Entries from a dataset of interfaces
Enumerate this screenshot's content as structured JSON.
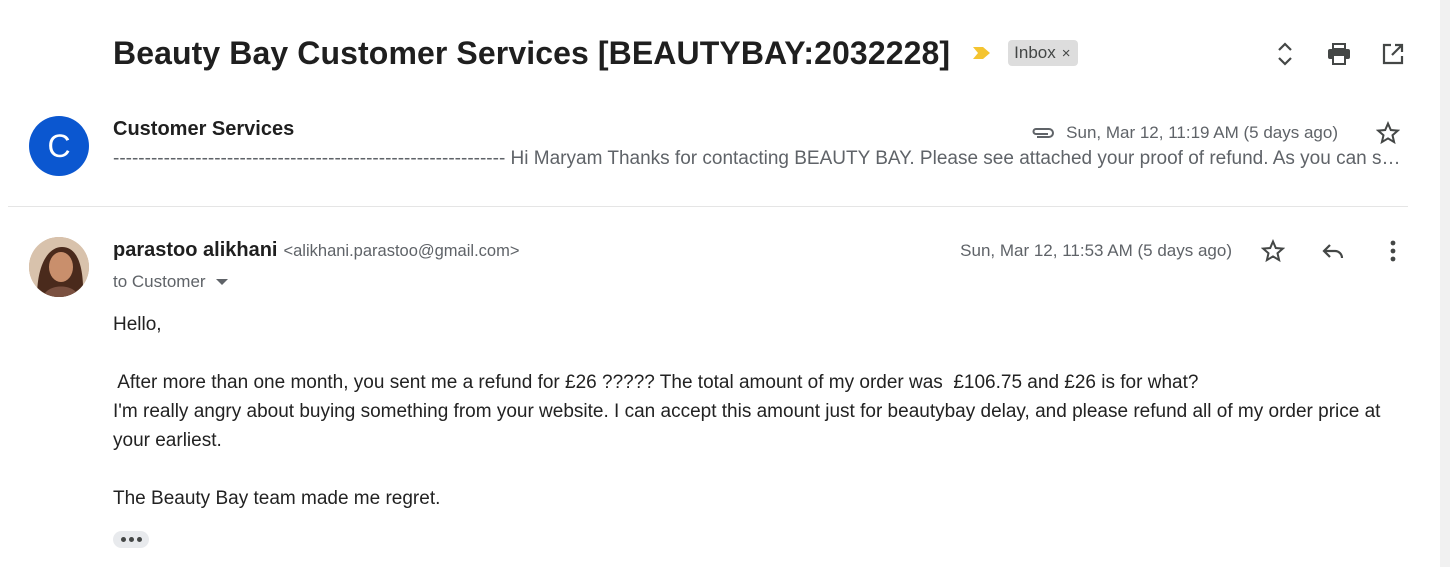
{
  "thread": {
    "subject": "Beauty Bay Customer Services [BEAUTYBAY:2032228]",
    "label": "Inbox",
    "label_remove": "×"
  },
  "messages": [
    {
      "avatar_letter": "C",
      "sender": "Customer Services",
      "date": "Sun, Mar 12, 11:19 AM (5 days ago)",
      "snippet": "-------------------------------------------------------------- Hi Maryam Thanks for contacting BEAUTY BAY. Please see attached your proof of refund. As you can see the refund has been processed"
    },
    {
      "sender": "parastoo alikhani",
      "email": "<alikhani.parastoo@gmail.com>",
      "to": "to Customer",
      "date": "Sun, Mar 12, 11:53 AM (5 days ago)",
      "body": {
        "greeting": "Hello,",
        "line1": " After more than one month, you sent me a refund for £26 ????? The total amount of my order was  £106.75 and £26 is for what?",
        "line2": "I'm really angry about buying something from your website. I can accept this amount just for beautybay delay, and please refund all of my order price at your earliest.",
        "line3": "The Beauty Bay team made me regret."
      }
    }
  ],
  "colors": {
    "avatar_blue": "#0b57d0",
    "importance_yellow": "#f4c430",
    "chip_bg": "#dddddd"
  },
  "icons": [
    "importance-marker-icon",
    "expand-collapse-icon",
    "print-icon",
    "open-new-window-icon",
    "attachment-icon",
    "star-icon",
    "reply-icon",
    "more-vert-icon"
  ]
}
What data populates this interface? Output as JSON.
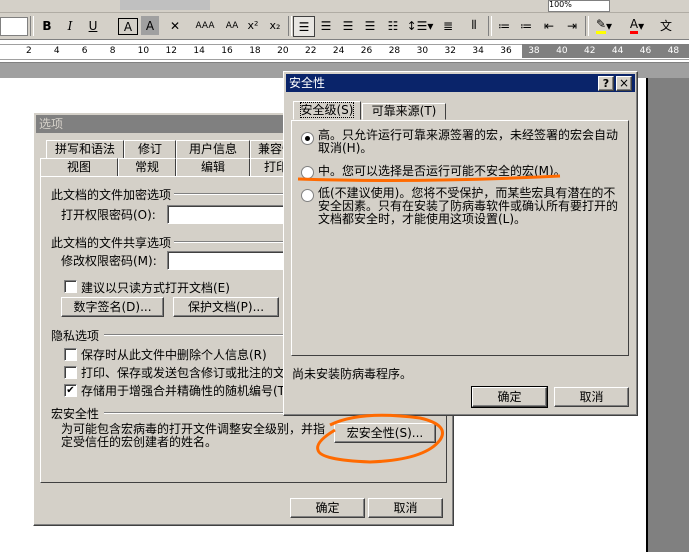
{
  "ruler": {
    "ticks": [
      "2",
      "4",
      "6",
      "8",
      "10",
      "12",
      "14",
      "16",
      "18",
      "20",
      "22",
      "24",
      "26",
      "28",
      "30",
      "32",
      "34",
      "36",
      "38",
      "40",
      "42",
      "44",
      "46",
      "48"
    ]
  },
  "toolbar": {
    "bold": "B",
    "italic": "I",
    "underline": "U",
    "char_border": "A",
    "char_shading": "A",
    "zoom_value": "100%",
    "superscript": "x²",
    "subscript": "x₂"
  },
  "options_dialog": {
    "title": "选项",
    "tabs_row1": [
      "拼写和语法",
      "修订",
      "用户信息",
      "兼容性"
    ],
    "tabs_row2": [
      "视图",
      "常规",
      "编辑",
      "打印"
    ],
    "encrypt_group": "此文档的文件加密选项",
    "open_password_label": "打开权限密码(O):",
    "share_group": "此文档的文件共享选项",
    "modify_password_label": "修改权限密码(M):",
    "readonly_recommend": "建议以只读方式打开文档(E)",
    "digital_sign_button": "数字签名(D)...",
    "protect_doc_button": "保护文档(P)...",
    "privacy_group": "隐私选项",
    "privacy_items": [
      {
        "label": "保存时从此文件中删除个人信息(R)",
        "checked": false
      },
      {
        "label": "打印、保存或发送包含修订或批注的文",
        "checked": false
      },
      {
        "label": "存储用于增强合并精确性的随机编号(T)",
        "checked": true
      }
    ],
    "security_group": "宏安全性",
    "security_desc": "为可能包含宏病毒的打开文件调整安全级别，并指定受信任的宏创建者的姓名。",
    "macro_security_button": "宏安全性(S)...",
    "ok": "确定",
    "cancel": "取消"
  },
  "security_dialog": {
    "title": "安全性",
    "help_button": "?",
    "close_button": "×",
    "tabs": [
      "安全级(S)",
      "可靠来源(T)"
    ],
    "options": [
      {
        "label": "高。只允许运行可靠来源签署的宏，未经签署的宏会自动取消(H)。",
        "selected": true
      },
      {
        "label": "中。您可以选择是否运行可能不安全的宏(M)。",
        "selected": false
      },
      {
        "label": "低(不建议使用)。您将不受保护，而某些宏具有潜在的不安全因素。只有在安装了防病毒软件或确认所有要打开的文档都安全时，才能使用这项设置(L)。",
        "selected": false
      }
    ],
    "antivirus_status": "尚未安装防病毒程序。",
    "ok": "确定",
    "cancel": "取消"
  },
  "colors": {
    "annotation": "#ff6a00",
    "titlebar_active": "#0a246a",
    "font_color_swatch": "#ff0000",
    "highlight_swatch": "#ffff00"
  }
}
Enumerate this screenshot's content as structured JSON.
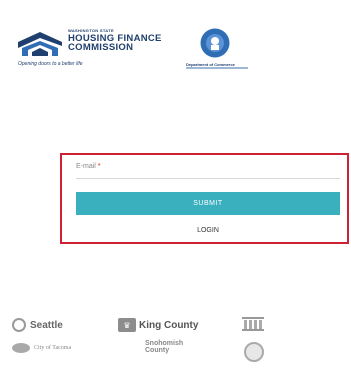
{
  "header": {
    "hfc": {
      "small_text": "WASHINGTON STATE",
      "name_line1": "HOUSING FINANCE",
      "name_line2": "COMMISSION",
      "tagline": "Opening doors to a better life"
    },
    "commerce": {
      "seal_text": "STATE OF WASHINGTON",
      "name": "Department of Commerce"
    }
  },
  "form": {
    "email_label": "E-mail",
    "required_mark": "*",
    "email_value": "",
    "submit_label": "SUBMIT",
    "login_label": "LOGIN",
    "highlight_color": "#cc2233",
    "button_color": "#3aafbd"
  },
  "partners": {
    "seattle": "Seattle",
    "king_county": "King County",
    "tacoma": "City of Tacoma",
    "snohomish_line1": "Snohomish",
    "snohomish_line2": "County"
  }
}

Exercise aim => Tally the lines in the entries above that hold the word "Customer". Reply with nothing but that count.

Reply to the exercise => 3